Zinc (Zn) deficiency is a problem world-wide. Current methods for assessing Zn status are limited to measuring plasma or serum Zn within populations suspected of deficiency. Despite the high prevalence of Zn deficiency in the human population there are no methods currently available for sensitively assessing Zn status among individuals. The purpose of this research was to utilize a proteomic approach using two-dimensional gel electrophoresis (2DE) and mass spectrometry to identify protein biomarkers that were sensitive to changes in dietary Zn levels in humans. Proteomic analysis was performed in human plasma samples (n = 6) obtained from healthy adult male subjects that completed a dietary Zn depletion/repletion protocol, current dietary zinc intake has a greater effect on fractional zinc absorption than does longer term zinc consumption in healthy adult men. Chung et al. (Am J Clin Nutr 87 (5):1224-1229, 2008). After a 13 day Zn acclimatization period where subjects consumed a Zn-adequate diet, the male subjects consumed a marginal Zn-depleted diet for 42 days followed by consumption of a Zn-repleted diet for 28 days. The samples at baseline, end of depletion and end of repletion were pre-fractionated through immuno-affinity columns to remove 14 highly abundant proteins, and each fraction separated by 2DE. Following staining by colloidal Coomassie blue and densitometric analysis, three proteins were identified by mass spectrometry as affected by changes in dietary Zn. Fibrin β and chain E, fragment double D were observed in the plasma protein fraction that remained bound to the immunoaffinity column. An unnamed protein that was related to immunoglobulins was observed in the immunodepleted plasma fraction. Fibrin β increased two-fold following the Zn depletion period and decreased to baseline values following the Zn repletion period; this protein may serve as a viable biomarker for Zn status in the future.

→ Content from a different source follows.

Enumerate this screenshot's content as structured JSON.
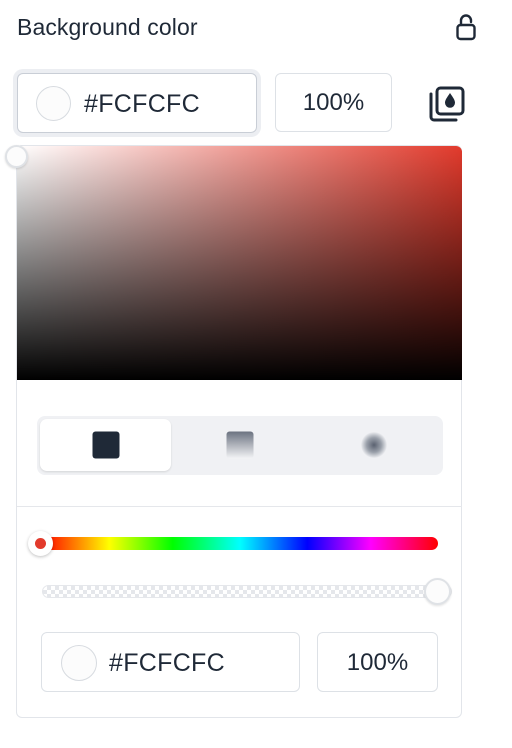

[Show abstract][Hide abstract] ABSTRACT: It is well recognised that zinc deficiency is a major global public health issue, particularly in young children in low-income countries with diarrhoea and environmental enteropathy. Zinc supplementation is regarded as a powerful tool to correct zinc deficiency as well as to treat a variety of physiologic and pathologic conditions. However, the dose and frequency of its use as well as the choice of zinc salt are not clearly defined regardless of whether it is used to treat a disease or correct a nutritional deficiency. We discuss the application of zinc stable isotope tracer techniques to assess zinc physiology, metabolism and homeostasis and how these can address knowledge gaps in zinc supplementation pharmacokinetics. This may help to resolve optimal dose, frequency, length of administration, timing of delivery to food intake and choice of zinc compound. It appears that long-term preventive supplementation can be administered much less frequently than daily but more research needs to be undertaken to better understand how best to intervene with zinc in children at risk of zinc deficiency. Stable isotope techniques, linked with saturation response and compartmental modelling, also have the potential to assist in the continued search for simple markers of zinc status in health, malnutrition and disease.
Data provided are for informational purposes only. Although carefully collected, accuracy cannot be guaranteed. The impact factor represents a rough estimation of the journal's impact factor and does not reflect the actual current impact factor. Publisher conditions are provided by RoMEO. Differing provisions from the publisher's actual policy or licence agreement may be applicable.